* [WORK INSTRUCTIONS]: Search the records below for the string "name" and copy each line where it turns up.

Saved entries:

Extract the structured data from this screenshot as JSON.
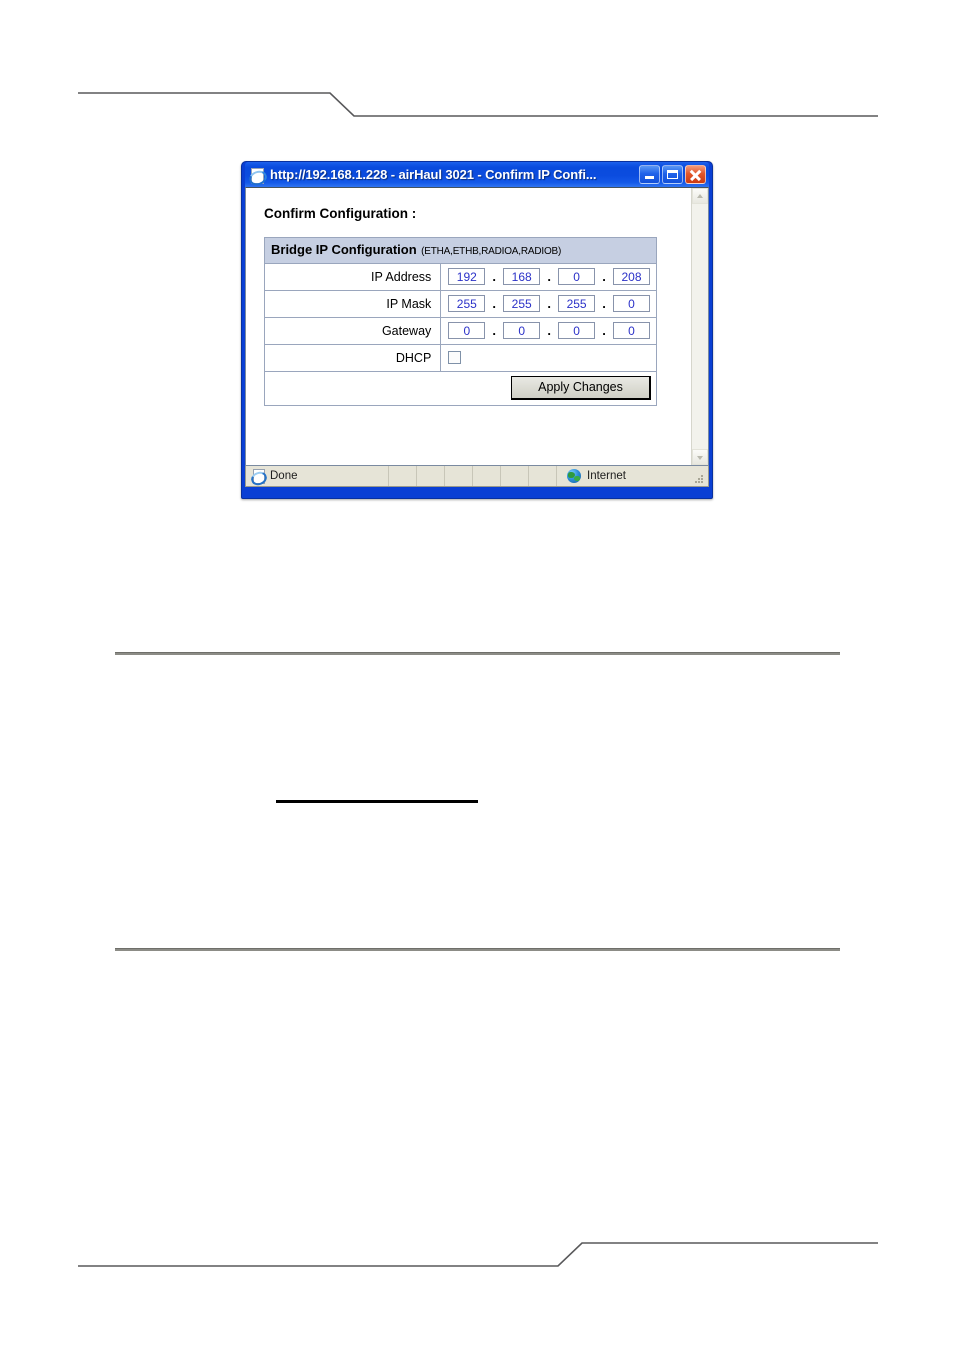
{
  "page": {
    "background": "#ffffff",
    "header_rule": "decorative-stepped-rule",
    "footer_rule": "decorative-stepped-rule"
  },
  "browser_window": {
    "title": "http://192.168.1.228 - airHaul 3021 - Confirm IP Confi...",
    "title_bar_color": "#0a4bdd",
    "document_icon": "ie-page-icon",
    "buttons": {
      "minimize": "minimize-button",
      "maximize": "maximize-button",
      "close": "close-button"
    },
    "scrollbar": {
      "up_arrow": "scroll-up-arrow",
      "down_arrow": "scroll-down-arrow"
    },
    "status_bar": {
      "status_text": "Done",
      "status_icon": "ie-page-icon",
      "zone_text": "Internet",
      "zone_icon": "globe-icon",
      "empty_panes": 6
    }
  },
  "content": {
    "heading": "Confirm Configuration :",
    "table": {
      "header_title": "Bridge IP Configuration",
      "header_subtitle": "(ETHA,ETHB,RADIOA,RADIOB)",
      "header_bg": "#c6cfe2",
      "border_color": "#9aa6bd",
      "field_text_color": "#2b31c8",
      "rows": [
        {
          "label": "IP Address",
          "type": "ip",
          "octets": [
            "192",
            "168",
            "0",
            "208"
          ]
        },
        {
          "label": "IP Mask",
          "type": "ip",
          "octets": [
            "255",
            "255",
            "255",
            "0"
          ]
        },
        {
          "label": "Gateway",
          "type": "ip",
          "octets": [
            "0",
            "0",
            "0",
            "0"
          ]
        },
        {
          "label": "DHCP",
          "type": "checkbox",
          "checked": false
        }
      ],
      "separator": ".",
      "apply_button": "Apply Changes"
    }
  }
}
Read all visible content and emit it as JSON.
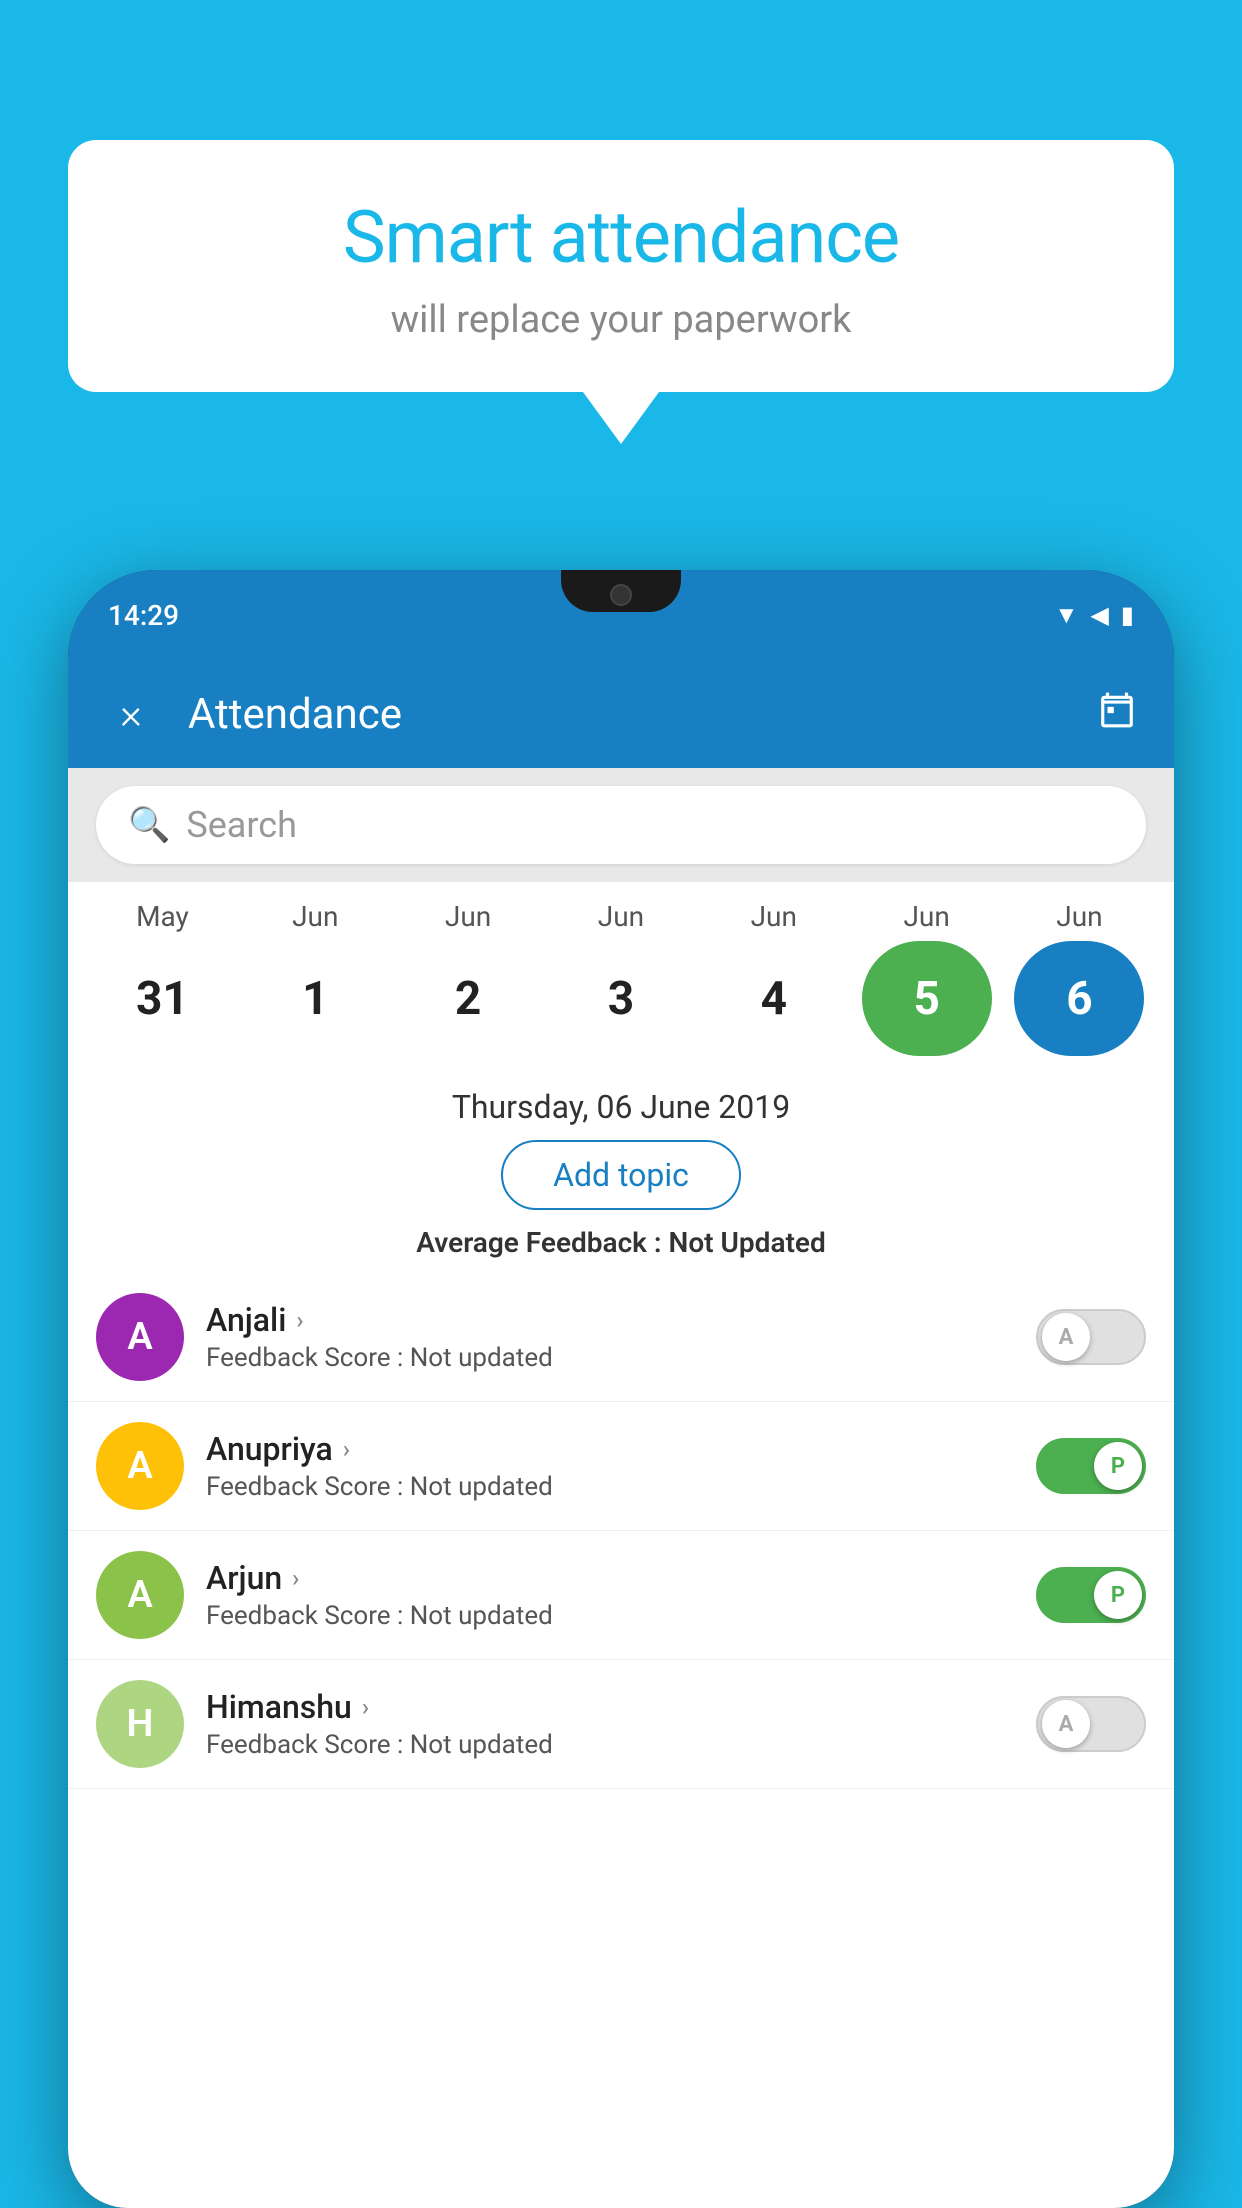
{
  "background_color": "#1ab8e8",
  "speech_bubble": {
    "title": "Smart attendance",
    "subtitle": "will replace your paperwork"
  },
  "status_bar": {
    "time": "14:29",
    "icons": [
      "wifi",
      "signal",
      "battery"
    ]
  },
  "header": {
    "title": "Attendance",
    "close_label": "×"
  },
  "search": {
    "placeholder": "Search"
  },
  "calendar": {
    "months": [
      "May",
      "Jun",
      "Jun",
      "Jun",
      "Jun",
      "Jun",
      "Jun"
    ],
    "days": [
      "31",
      "1",
      "2",
      "3",
      "4",
      "5",
      "6"
    ],
    "selected_green_index": 4,
    "selected_blue_index": 5
  },
  "selected_date": {
    "label": "Thursday, 06 June 2019",
    "add_topic_btn": "Add topic",
    "avg_feedback_label": "Average Feedback : ",
    "avg_feedback_value": "Not Updated"
  },
  "students": [
    {
      "name": "Anjali",
      "avatar_letter": "A",
      "avatar_color": "#9c27b0",
      "feedback_label": "Feedback Score : ",
      "feedback_value": "Not updated",
      "attendance": "absent"
    },
    {
      "name": "Anupriya",
      "avatar_letter": "A",
      "avatar_color": "#ffc107",
      "feedback_label": "Feedback Score : ",
      "feedback_value": "Not updated",
      "attendance": "present"
    },
    {
      "name": "Arjun",
      "avatar_letter": "A",
      "avatar_color": "#8bc34a",
      "feedback_label": "Feedback Score : ",
      "feedback_value": "Not updated",
      "attendance": "present"
    },
    {
      "name": "Himanshu",
      "avatar_letter": "H",
      "avatar_color": "#aed581",
      "feedback_label": "Feedback Score : ",
      "feedback_value": "Not updated",
      "attendance": "absent"
    }
  ]
}
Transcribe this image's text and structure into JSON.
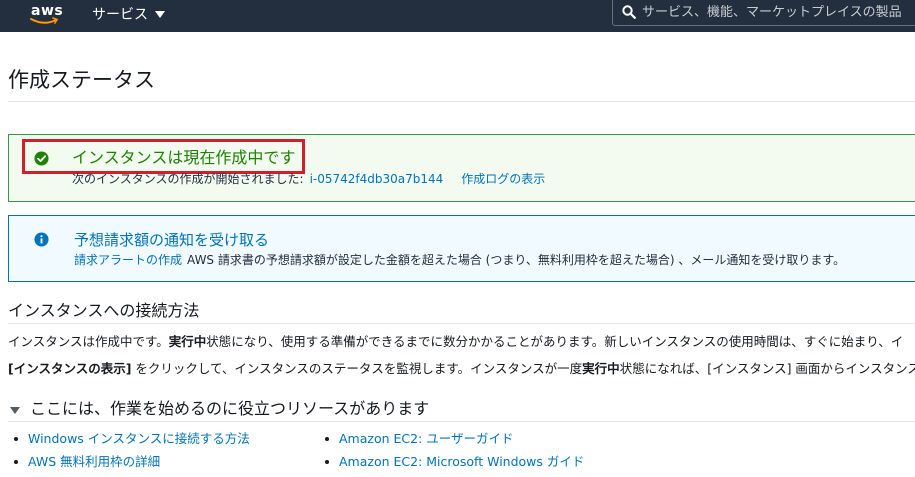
{
  "nav": {
    "logo_text": "aws",
    "services_label": "サービス",
    "search_placeholder": "サービス、機能、マーケットプレイスの製品、ドキュ"
  },
  "page": {
    "title": "作成ステータス"
  },
  "success_alert": {
    "heading": "インスタンスは現在作成中です",
    "body_prefix": "次のインスタンスの作成が開始されました:",
    "instance_id": "i-05742f4db30a7b144",
    "log_link": "作成ログの表示",
    "color": "#1d8102"
  },
  "info_alert": {
    "heading": "予想請求額の通知を受け取る",
    "link": "請求アラートの作成",
    "body": "AWS 請求書の予想請求額が設定した金額を超えた場合 (つまり、無料利用枠を超えた場合) 、メール通知を受け取ります。",
    "color": "#0073bb"
  },
  "connect_section": {
    "title": "インスタンスへの接続方法",
    "para1_a": "インスタンスは作成中です。",
    "para1_bold": "実行中",
    "para1_b": "状態になり、使用する準備ができるまでに数分かかることがあります。新しいインスタンスの使用時間は、すぐに始まり、イ",
    "para2_bold1": "[インスタンスの表示]",
    "para2_a": " をクリックして、インスタンスのステータスを監視します。インスタンスが一度",
    "para2_bold2": "実行中",
    "para2_b": "状態になれば、[インスタンス] 画面からインスタンス"
  },
  "resources": {
    "toggle_label": "ここには、作業を始めるのに役立つリソースがあります",
    "left_links": [
      "Windows インスタンスに接続する方法",
      "AWS 無料利用枠の詳細"
    ],
    "right_links": [
      "Amazon EC2: ユーザーガイド",
      "Amazon EC2: Microsoft Windows ガイド"
    ]
  },
  "icons": {
    "success": "check-circle-icon",
    "info": "info-circle-icon",
    "search": "search-icon",
    "caret": "caret-down-icon"
  }
}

* [YOUR SOLUTION]:
      "name": "Anjali",
      "name": "Anupriya",
      "name": "Arjun",
      "name": "Himanshu",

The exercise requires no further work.